Sophocles: Four Tragedies: Oedipus the King, Aias, Philoctetes, Oedipus at Colonus by Oliver TaplinSophocles: Four Tragedies: Oedipus the King, Aias, Philoctetes, Oedipus at Colonus by Oliver Taplin

Sophocles: Four Tragedies: Oedipus the King, Aias, Philoctetes, Oedipus at Colonus

byOliver Taplin

Hardcover | April 19, 2015

not yet rated|write a review

Pricing and Purchase Info

$38.75 online 
$39.95 list price
Earn 194 plum® points

In stock online

Ships free on orders over $25

Available in stores

about

Sophocles stands as one of the greatest dramatists of all time, influencing a vast array of artists and thinkers over the centuries. Disturbing and unrelenting, his tragedies portray what Matthew Arnold referred to as "the turbid ebb and flow of human misery", allowing the audience to stand onthe verge of the abyss and confront the waste and disorder of human existence. The heroic myths reinterpreted in the plays locate them within a world in which the extremes of human emotion in its darkest hours can be freely explored. It is, however, the creativity of Sophocles' plays which preventsthem from descending into unbridled chaos or despair. The unflinching engagement with heartrending suffering reveals strengths held within the carefully crafted poetry, lyricism, and movement.
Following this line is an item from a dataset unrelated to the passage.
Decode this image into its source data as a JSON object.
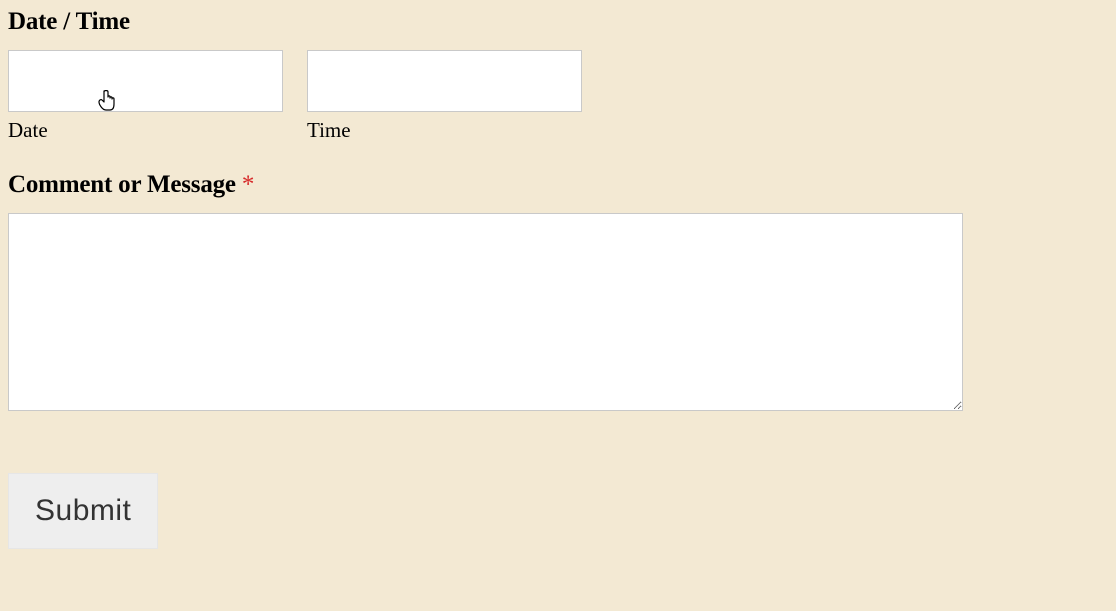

There is, as Taplin writes, "no blinking, no evasion, no palliative. ... Out of apparently meaninglesssuffering comes meaning and form."This original and distinctive verse translation of four of Sophocles' plays conveys the vitality of his poetry and the vigour of the plays as performed showpieces, encouraging the reader to relish the sound of the spoken verse and the potential for song within the lyrics. Each play is accompanied byan introduction and substantial notes on points of fact and interpretation, drawing on the translator's many years of lecturing on Sophocles at the University of Oxford.Oedipus the King, often regarded as the archetypal tragedy, follows Oedipus, the "man of sorrow", who has unwittingly chosen to enact his prophesied course by murdering his father and marrying his mother.Aias (or Ajax) tells the story of the warrior whose larger-than-life greatness brings him to harrowing humiliation and then to honourable burial.Philoctetes sees a once-noble hero, nursing his resentment during ten years in marooned isolation, eventually restored to glory at Troy.Oedipus at Colonus depicts the blind Oedipus towards the end of his life wandering as a beggar, but rewarded finally with revenge and a sublime death.

About The Author

Oliver Taplin retired in 2008 from being a Professor of Classics at the University of Oxford and, for thirty-five years, Tutorial Fellow at Magdalen College, Oxford. The leading recurrent theme of his work has been the reception of poetry and drama through performance and material culture, in both ancient and modern times. As well as h...
Agamemnon in Performance 458 BC to AD 2004
Agamemnon in Performance 458 BC to AD 2004

by Fiona Macintosh

$183.99$229.99

Available for download

Not available in stores

Medea
Medea

by Euripides

$9.29$10.66

Available for download

Not available in stores

Greek Tragedy in Action
Greek Tragedy in Action

by Oliver Taplin

$44.79$55.89

Available for download

Not available in stores

Shop this author

Details & Specs

Title:Sophocles: Four Tragedies: Oedipus the King, Aias, Philoctetes, Oedipus at ColonusFormat:HardcoverDimensions:240 pages, 8.5 × 5.31 × 0 inPublished:April 19, 2015Publisher:Oxford University PressLanguage:English

The following ISBNs are associated with this title:

ISBN - 10:019928623X

ISBN - 13:9780199286232

Look for similar items by category:

Nearby Stores

We found 0 nearby stores

Customer Reviews of Sophocles: Four Tragedies: Oedipus the King, Aias, Philoctetes, Oedipus at Colonus

Reviews

Extra Content

Table of Contents

The Priorities of this TranslationIntroduction to Sophocles and Greek Tragic TheatreNote on Text, Spellings, Stage Directions, etc.List of MapsOedipus the KingIntroductionTranslationAiasIntroductionTranslationPhiloctetesIntroductionTranslationOedipus at ColonusIntroductionTranslationNotesSelect Biblography